On Nov. 5, 2002, NASA’s old Galileo spacecraft was almost out of fuel. But the Jupiter mission still had some science to do. Galileo flew by a small moon called Amalthea. Amalthea is small, but it’s interesting for scientists.
Amalthea moon is the reddest object in our solar system. It also generates more heat than it gets from the sun. Scientists think Amalthea creates electrical currents as it orbits in Jupiter’s huge magnetic field. Near this little moon, strong radiation from Jupiter is dangerous for spacecraft.
The flyby caused some problems for Galileo. The spacecraft went into safe mode only 30 minutes after going past Amalthea. NASA said it was ready for problems, because Galileo was on its last legs, and the radiation near Amalthea was strong. However, NASA quickly fixed the problem and got Galileo working again.
Less than a year later, Galileo threw itself into Jupiter’s atmosphere. The spacecraft was crushed by the high pressure in Jupiter’s atmosphere, but its data still survives on Earth.

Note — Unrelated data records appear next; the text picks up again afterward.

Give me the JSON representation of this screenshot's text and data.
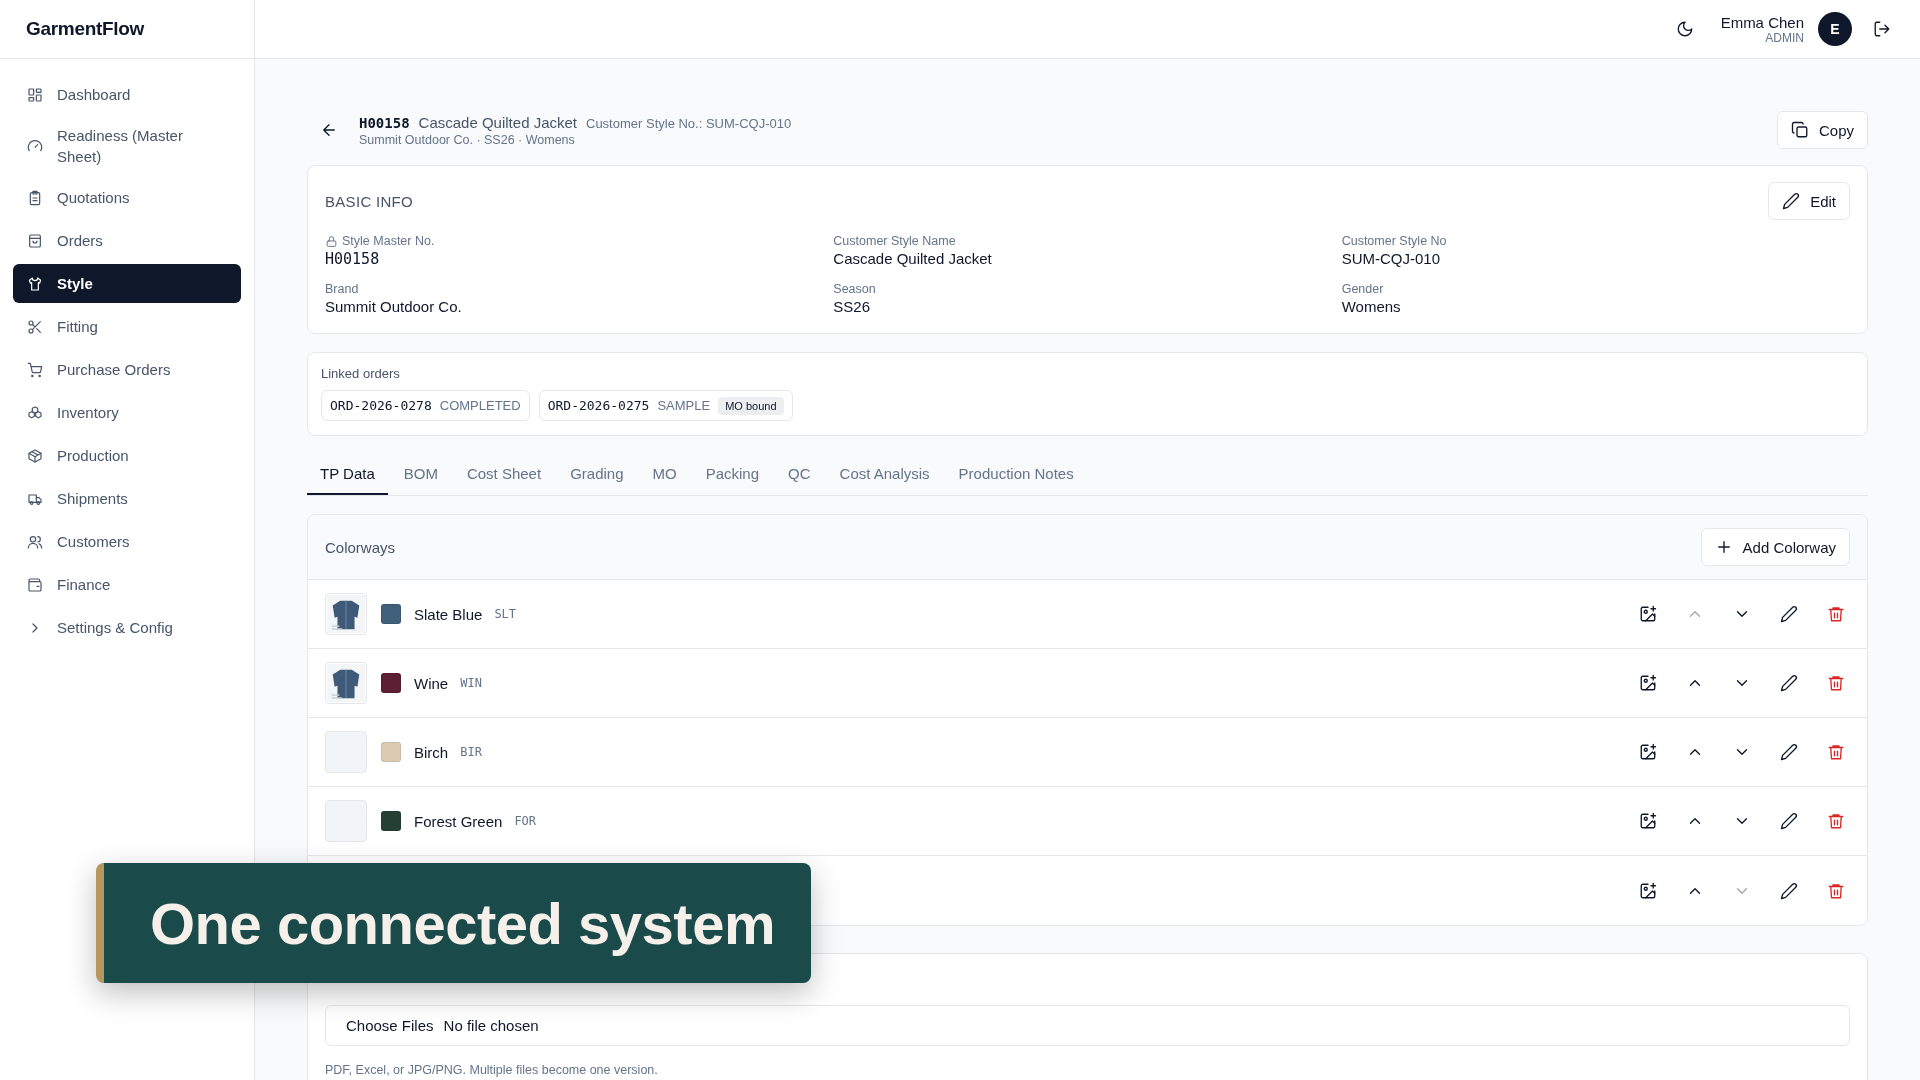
{
  "app": {
    "logo": "GarmentFlow"
  },
  "sidebar": {
    "items": [
      {
        "label": "Dashboard",
        "selected": false,
        "kind": "link"
      },
      {
        "label": "Readiness (Master Sheet)",
        "selected": false,
        "kind": "link"
      },
      {
        "label": "Quotations",
        "selected": false,
        "kind": "link"
      },
      {
        "label": "Orders",
        "selected": false,
        "kind": "link"
      },
      {
        "label": "Style",
        "selected": true,
        "kind": "link"
      },
      {
        "label": "Fitting",
        "selected": false,
        "kind": "link"
      },
      {
        "label": "Purchase Orders",
        "selected": false,
        "kind": "link"
      },
      {
        "label": "Inventory",
        "selected": false,
        "kind": "link"
      },
      {
        "label": "Production",
        "selected": false,
        "kind": "link"
      },
      {
        "label": "Shipments",
        "selected": false,
        "kind": "link"
      },
      {
        "label": "Customers",
        "selected": false,
        "kind": "link"
      },
      {
        "label": "Finance",
        "selected": false,
        "kind": "link"
      },
      {
        "label": "Settings & Config",
        "selected": false,
        "kind": "group",
        "expanded": false
      }
    ]
  },
  "topbar": {
    "user_name": "Emma Chen",
    "user_role": "ADMIN",
    "avatar": "E"
  },
  "style_header": {
    "code": "H00158",
    "name": "Cascade Quilted Jacket",
    "customer_style": "Customer Style No.: SUM-CQJ-010",
    "subtitle": "Summit Outdoor Co. · SS26 · Womens",
    "copy_button": "Copy"
  },
  "basic_info": {
    "title": "BASIC INFO",
    "edit_button": "Edit",
    "fields": [
      {
        "label": "Style Master No.",
        "value": "H00158",
        "kind": "locked"
      },
      {
        "label": "Customer Style Name",
        "value": "Cascade Quilted Jacket",
        "kind": "text"
      },
      {
        "label": "Customer Style No",
        "value": "SUM-CQJ-010",
        "kind": "text"
      },
      {
        "label": "Brand",
        "value": "Summit Outdoor Co.",
        "kind": "text"
      },
      {
        "label": "Season",
        "value": "SS26",
        "kind": "text"
      },
      {
        "label": "Gender",
        "value": "Womens",
        "kind": "text"
      }
    ]
  },
  "linked_orders": {
    "title": "Linked orders",
    "orders": [
      {
        "number": "ORD-2026-0278",
        "status": "COMPLETED"
      },
      {
        "number": "ORD-2026-0275",
        "status": "SAMPLE",
        "badge": "MO bound"
      }
    ]
  },
  "tabs": [
    {
      "label": "TP Data",
      "selected": true
    },
    {
      "label": "BOM",
      "selected": false
    },
    {
      "label": "Cost Sheet",
      "selected": false
    },
    {
      "label": "Grading",
      "selected": false
    },
    {
      "label": "MO",
      "selected": false
    },
    {
      "label": "Packing",
      "selected": false
    },
    {
      "label": "QC",
      "selected": false
    },
    {
      "label": "Cost Analysis",
      "selected": false
    },
    {
      "label": "Production Notes",
      "selected": false
    }
  ],
  "colorways": {
    "title": "Colorways",
    "add_button": "Add Colorway",
    "rows": [
      {
        "name": "Slate Blue",
        "code": "SLT",
        "color": "#3f5f7a",
        "has_image": true,
        "up_disabled": true,
        "down_disabled": false
      },
      {
        "name": "Wine",
        "code": "WIN",
        "color": "#5c1f33",
        "has_image": true,
        "up_disabled": false,
        "down_disabled": false
      },
      {
        "name": "Birch",
        "code": "BIR",
        "color": "#dccbb2",
        "has_image": false,
        "up_disabled": false,
        "down_disabled": false
      },
      {
        "name": "Forest Green",
        "code": "FOR",
        "color": "#263f35",
        "has_image": false,
        "up_disabled": false,
        "down_disabled": false
      },
      {
        "up_disabled": false,
        "down_disabled": true
      }
    ]
  },
  "upload": {
    "button": "Choose Files",
    "value": "No file chosen",
    "help": "PDF, Excel, or JPG/PNG. Multiple files become one version."
  },
  "banner": {
    "text": "One connected system"
  }
}
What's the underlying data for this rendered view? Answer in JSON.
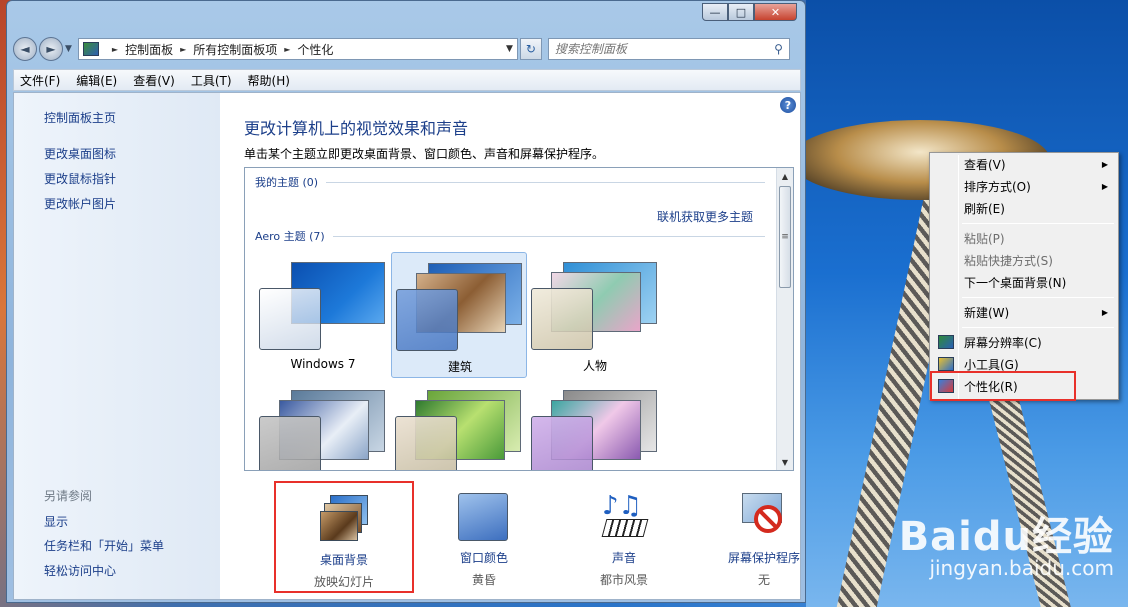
{
  "window": {
    "caption_buttons": {
      "minimize": "—",
      "maximize": "□",
      "close": "✕"
    }
  },
  "navigation": {
    "back": "◄",
    "forward": "►",
    "breadcrumbs": [
      "控制面板",
      "所有控制面板项",
      "个性化"
    ],
    "refresh": "↻",
    "search_placeholder": "搜索控制面板"
  },
  "menubar": [
    "文件(F)",
    "编辑(E)",
    "查看(V)",
    "工具(T)",
    "帮助(H)"
  ],
  "sidebar": {
    "links": [
      "控制面板主页",
      "更改桌面图标",
      "更改鼠标指针",
      "更改帐户图片"
    ],
    "see_also_heading": "另请参阅",
    "see_also": [
      "显示",
      "任务栏和「开始」菜单",
      "轻松访问中心"
    ]
  },
  "main": {
    "help": "?",
    "title": "更改计算机上的视觉效果和声音",
    "description": "单击某个主题立即更改桌面背景、窗口颜色、声音和屏幕保护程序。",
    "my_themes_heading": "我的主题 (0)",
    "more_themes_link": "联机获取更多主题",
    "aero_heading": "Aero 主题 (7)",
    "themes": [
      {
        "label": "Windows 7",
        "selected": false
      },
      {
        "label": "建筑",
        "selected": true
      },
      {
        "label": "人物",
        "selected": false
      },
      {
        "label": "",
        "selected": false
      },
      {
        "label": "",
        "selected": false
      },
      {
        "label": "",
        "selected": false
      }
    ],
    "tools": [
      {
        "label": "桌面背景",
        "sub": "放映幻灯片",
        "icon": "desktop-background-icon"
      },
      {
        "label": "窗口颜色",
        "sub": "黄昏",
        "icon": "window-color-icon"
      },
      {
        "label": "声音",
        "sub": "都市风景",
        "icon": "sound-icon"
      },
      {
        "label": "屏幕保护程序",
        "sub": "无",
        "icon": "screensaver-icon"
      }
    ]
  },
  "context_menu": [
    {
      "label": "查看(V)",
      "submenu": true,
      "disabled": false
    },
    {
      "label": "排序方式(O)",
      "submenu": true,
      "disabled": false
    },
    {
      "label": "刷新(E)",
      "submenu": false,
      "disabled": false
    },
    {
      "label": "粘贴(P)",
      "submenu": false,
      "disabled": true
    },
    {
      "label": "粘贴快捷方式(S)",
      "submenu": false,
      "disabled": true
    },
    {
      "label": "下一个桌面背景(N)",
      "submenu": false,
      "disabled": false
    },
    {
      "label": "新建(W)",
      "submenu": true,
      "disabled": false
    },
    {
      "label": "屏幕分辨率(C)",
      "submenu": false,
      "disabled": false
    },
    {
      "label": "小工具(G)",
      "submenu": false,
      "disabled": false
    },
    {
      "label": "个性化(R)",
      "submenu": false,
      "disabled": false
    }
  ],
  "watermark": {
    "logo": "Baidu经验",
    "url": "jingyan.baidu.com"
  },
  "colors": {
    "link": "#1c3f8a",
    "highlight_border": "#e8302a",
    "selected_theme": "#dceaf9"
  }
}
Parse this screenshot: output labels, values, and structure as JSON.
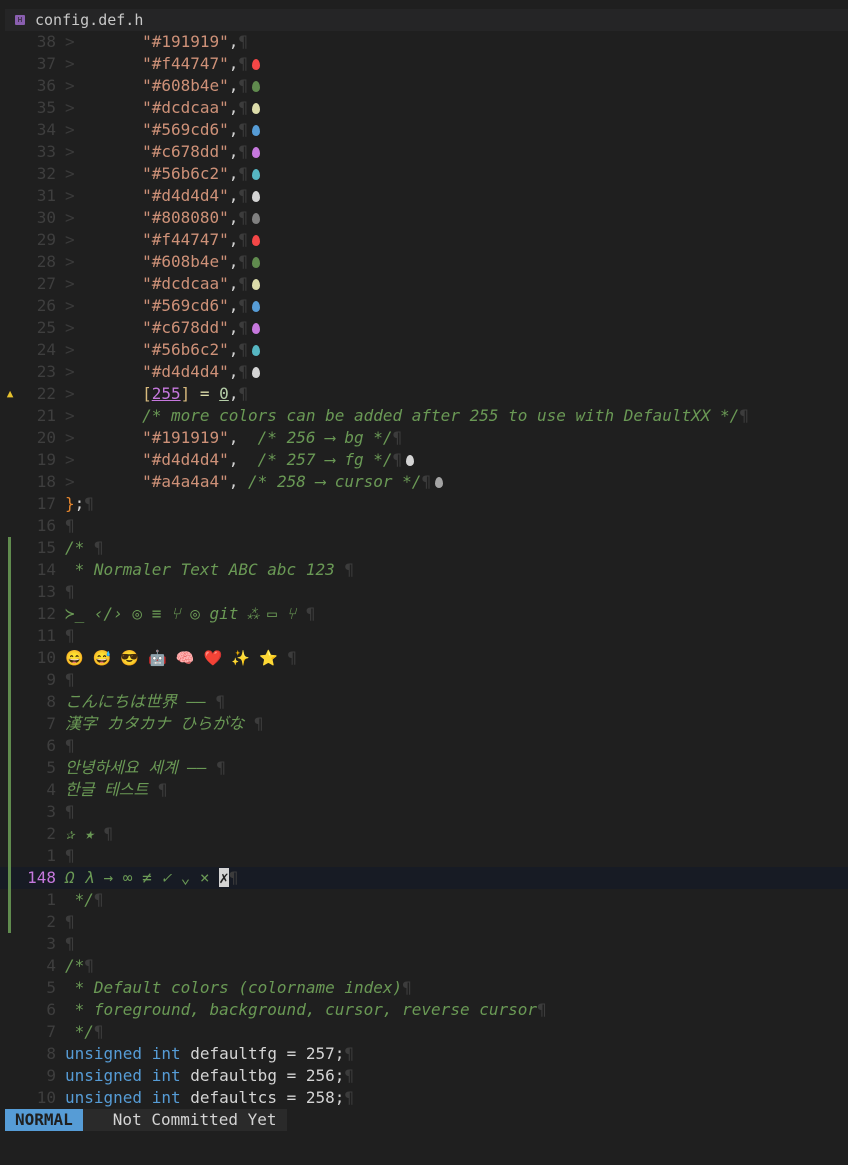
{
  "tab": {
    "icon": "header-file-icon",
    "filename": "config.def.h"
  },
  "status": {
    "mode": "NORMAL",
    "blame": "Not Committed Yet"
  },
  "colors": {
    "bg": "#1f1f1f",
    "string": "#ce9178",
    "comment": "#6a9955",
    "keyword": "#569cd6",
    "mode_bg": "#569cd6"
  },
  "lines": [
    {
      "num": "38",
      "indent": ">       ",
      "text": "\"#191919\",",
      "pil": "¶",
      "swatch": ""
    },
    {
      "num": "37",
      "indent": ">       ",
      "text": "\"#f44747\",",
      "pil": "¶",
      "swatch": "#f44747"
    },
    {
      "num": "36",
      "indent": ">       ",
      "text": "\"#608b4e\",",
      "pil": "¶",
      "swatch": "#608b4e"
    },
    {
      "num": "35",
      "indent": ">       ",
      "text": "\"#dcdcaa\",",
      "pil": "¶",
      "swatch": "#dcdcaa"
    },
    {
      "num": "34",
      "indent": ">       ",
      "text": "\"#569cd6\",",
      "pil": "¶",
      "swatch": "#569cd6"
    },
    {
      "num": "33",
      "indent": ">       ",
      "text": "\"#c678dd\",",
      "pil": "¶",
      "swatch": "#c678dd"
    },
    {
      "num": "32",
      "indent": ">       ",
      "text": "\"#56b6c2\",",
      "pil": "¶",
      "swatch": "#56b6c2"
    },
    {
      "num": "31",
      "indent": ">       ",
      "text": "\"#d4d4d4\",",
      "pil": "¶",
      "swatch": "#d4d4d4"
    },
    {
      "num": "30",
      "indent": ">       ",
      "text": "\"#808080\",",
      "pil": "¶",
      "swatch": "#808080"
    },
    {
      "num": "29",
      "indent": ">       ",
      "text": "\"#f44747\",",
      "pil": "¶",
      "swatch": "#f44747"
    },
    {
      "num": "28",
      "indent": ">       ",
      "text": "\"#608b4e\",",
      "pil": "¶",
      "swatch": "#608b4e"
    },
    {
      "num": "27",
      "indent": ">       ",
      "text": "\"#dcdcaa\",",
      "pil": "¶",
      "swatch": "#dcdcaa"
    },
    {
      "num": "26",
      "indent": ">       ",
      "text": "\"#569cd6\",",
      "pil": "¶",
      "swatch": "#569cd6"
    },
    {
      "num": "25",
      "indent": ">       ",
      "text": "\"#c678dd\",",
      "pil": "¶",
      "swatch": "#c678dd"
    },
    {
      "num": "24",
      "indent": ">       ",
      "text": "\"#56b6c2\",",
      "pil": "¶",
      "swatch": "#56b6c2"
    },
    {
      "num": "23",
      "indent": ">       ",
      "text": "\"#d4d4d4\",",
      "pil": "¶",
      "swatch": "#d4d4d4"
    }
  ],
  "line22": {
    "num": "22",
    "sign": "▲",
    "indent": ">       ",
    "open": "[",
    "idx": "255",
    "close": "]",
    "eq": "=",
    "val": "0",
    "tail": ",",
    "pil": "¶"
  },
  "line21": {
    "num": "21",
    "indent": ">       ",
    "text": "/* more colors can be added after 255 to use with DefaultXX */",
    "pil": "¶"
  },
  "line20": {
    "num": "20",
    "indent": ">       ",
    "str": "\"#191919\",",
    "cmt": "  /* 256 ⟶ bg */",
    "pil": "¶"
  },
  "line19": {
    "num": "19",
    "indent": ">       ",
    "str": "\"#d4d4d4\",",
    "cmt": "  /* 257 ⟶ fg */",
    "pil": "¶",
    "swatch": "#d4d4d4"
  },
  "line18": {
    "num": "18",
    "indent": ">       ",
    "str": "\"#a4a4a4\",",
    "cmt": " /* 258 ⟶ cursor */",
    "pil": "¶",
    "swatch": "#a4a4a4"
  },
  "line17": {
    "num": "17",
    "brace": "}",
    "semi": ";",
    "pil": "¶"
  },
  "line16": {
    "num": "16",
    "pil": "¶"
  },
  "comment_lines": [
    {
      "num": "15",
      "text": "/*",
      "pil": "¶"
    },
    {
      "num": "14",
      "text": " * Normaler Text ABC abc 123",
      "pil": "¶"
    },
    {
      "num": "13",
      "text": "",
      "pil": "¶"
    },
    {
      "num": "12",
      "text": "≻_ ‹/› ◎ ≡ ⑂ ◎ git ⁂ ▭ ⑂",
      "pil": "¶"
    },
    {
      "num": "11",
      "text": "",
      "pil": "¶"
    },
    {
      "num": "10",
      "text": "😄 😅 😎 🤖 🧠 ❤️ ✨ ⭐",
      "pil": "¶"
    },
    {
      "num": "9",
      "text": "",
      "pil": "¶"
    },
    {
      "num": "8",
      "text": "こんにちは世界 ——",
      "pil": "¶"
    },
    {
      "num": "7",
      "text": "漢字 カタカナ ひらがな",
      "pil": "¶"
    },
    {
      "num": "6",
      "text": "",
      "pil": "¶"
    },
    {
      "num": "5",
      "text": "안녕하세요 세계 ——",
      "pil": "¶"
    },
    {
      "num": "4",
      "text": "한글 테스트",
      "pil": "¶"
    },
    {
      "num": "3",
      "text": "",
      "pil": "¶"
    },
    {
      "num": "2",
      "text": "✰ ★",
      "pil": "¶"
    },
    {
      "num": "1",
      "text": "",
      "pil": "¶"
    }
  ],
  "current_line": {
    "num": "148",
    "text": "Ω λ → ∞ ≠ ✓ ⌄ ×",
    "cursor": "✗",
    "pil": "¶"
  },
  "after_lines": [
    {
      "num": "1",
      "text": " */",
      "pil": "¶",
      "cls": "cmt"
    },
    {
      "num": "2",
      "text": "",
      "pil": "¶",
      "cls": "cmt"
    },
    {
      "num": "3",
      "text": "",
      "pil": "¶",
      "cls": "cmt"
    },
    {
      "num": "4",
      "text": "/*",
      "pil": "¶",
      "cls": "cmt"
    },
    {
      "num": "5",
      "text": " * Default colors (colorname index)",
      "pil": "¶",
      "cls": "cmt"
    },
    {
      "num": "6",
      "text": " * foreground, background, cursor, reverse cursor",
      "pil": "¶",
      "cls": "cmt"
    },
    {
      "num": "7",
      "text": " */",
      "pil": "¶",
      "cls": "cmt"
    }
  ],
  "decl_lines": [
    {
      "num": "8",
      "kw1": "unsigned",
      "kw2": "int",
      "rest": "defaultfg = 257;",
      "pil": "¶"
    },
    {
      "num": "9",
      "kw1": "unsigned",
      "kw2": "int",
      "rest": "defaultbg = 256;",
      "pil": "¶"
    },
    {
      "num": "10",
      "kw1": "unsigned",
      "kw2": "int",
      "rest": "defaultcs = 258;",
      "pil": "¶"
    }
  ]
}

On This Day in Space Archive!
Follow us @Spacedotcom and on Facebook.